private STOP = false;

public void Start()
{
     while(!STOP)
     {
          //do some work
          Thread.Sleep(15000);
     }
}

public void Stop()
{
     STOP = true;
}

But using this code sometimes need to wait a 15 secs, how to quickly stop this cycle or maybe need to use other code?

Thanks!

share|improve this question
2  
This will hang for ever in the release build, STOP needs to be volatile. Yes, ManualResetEvent is best. – Hans Passant Sep 26 '11 at 17:21
up vote 7 down vote accepted

Something along the lines of:

private System.Threading.ManualResetEvent STOP = new System.Threading.ManualResetEvent(false);

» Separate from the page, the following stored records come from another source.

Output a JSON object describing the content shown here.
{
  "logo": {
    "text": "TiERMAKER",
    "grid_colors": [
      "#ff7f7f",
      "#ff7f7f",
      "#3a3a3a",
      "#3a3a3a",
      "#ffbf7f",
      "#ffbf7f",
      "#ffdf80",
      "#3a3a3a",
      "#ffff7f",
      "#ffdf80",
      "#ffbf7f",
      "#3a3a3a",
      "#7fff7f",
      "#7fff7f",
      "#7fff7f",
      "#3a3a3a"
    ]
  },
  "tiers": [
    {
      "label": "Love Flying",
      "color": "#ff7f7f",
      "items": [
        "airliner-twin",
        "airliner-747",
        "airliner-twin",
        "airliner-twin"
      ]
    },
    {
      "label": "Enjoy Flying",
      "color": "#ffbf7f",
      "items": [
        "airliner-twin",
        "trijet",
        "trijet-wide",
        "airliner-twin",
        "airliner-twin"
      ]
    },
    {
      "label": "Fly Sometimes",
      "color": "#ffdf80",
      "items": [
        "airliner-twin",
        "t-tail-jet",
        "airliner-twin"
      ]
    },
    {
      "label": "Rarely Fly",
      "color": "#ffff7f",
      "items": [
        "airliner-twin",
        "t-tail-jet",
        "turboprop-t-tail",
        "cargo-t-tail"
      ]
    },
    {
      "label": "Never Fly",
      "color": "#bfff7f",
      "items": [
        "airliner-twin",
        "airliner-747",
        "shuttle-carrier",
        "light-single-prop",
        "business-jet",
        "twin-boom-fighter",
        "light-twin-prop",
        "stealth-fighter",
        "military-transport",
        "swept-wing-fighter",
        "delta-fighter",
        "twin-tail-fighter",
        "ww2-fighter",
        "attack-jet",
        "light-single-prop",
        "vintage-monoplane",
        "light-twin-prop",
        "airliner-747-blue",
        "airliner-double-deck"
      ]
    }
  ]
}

public void Start()
{
     while(true)
     {
          //do some work
          if(STOP.WaitOne(15000))
            break;
     }
}

public void Stop()
{
    STOP.Set();
}
share|improve this answer
    
By the way, you can simplify that to while (!STOP.WaitOne(15000)) {}. WaitOne returns false if the wait times out. – Jim Mischel Sep 27 '11 at 23:51
    
Except to duplicate his logic it would be a do { ...} while(!STOP.WaitOne(15000)); – Dark Falcon Sep 28 '11 at 14:53

Whenever you find yourself writing a loop that does something, then waits a relatively long period of time (even one second is a long time!) to do it again, you should eliminate the loop and use a timer. For example, your code above can be re-written:

System.Threading.Timer MyTimer;

public void Start()
{
    MyTimer = new Timer((s) =>
        {
            DoSomeWork();
        }, null, 15000, 15000);
}

The timer will be triggered every 15 seconds to do the work. When it's time to shut down the program, just dispose of the timer.

public void Stop()
{
    MyTimer.Dispose();
}

This will be more efficient than using a separate thread that spends most of its time sleeping, but still consuming system resources.

share|improve this answer

Use ManualResetEvent.WaitOne with timeout.

manualResetEvent.WaitOne(timeout)

Set the event to wake it up, or it will wake up when timed out.

See this related question.

share|improve this answer

Your Answer

 
discard

By posting your answer, you agree to the privacy policy and terms of service.

Not the answer you're looking for? Browse other questions tagged or ask your own question.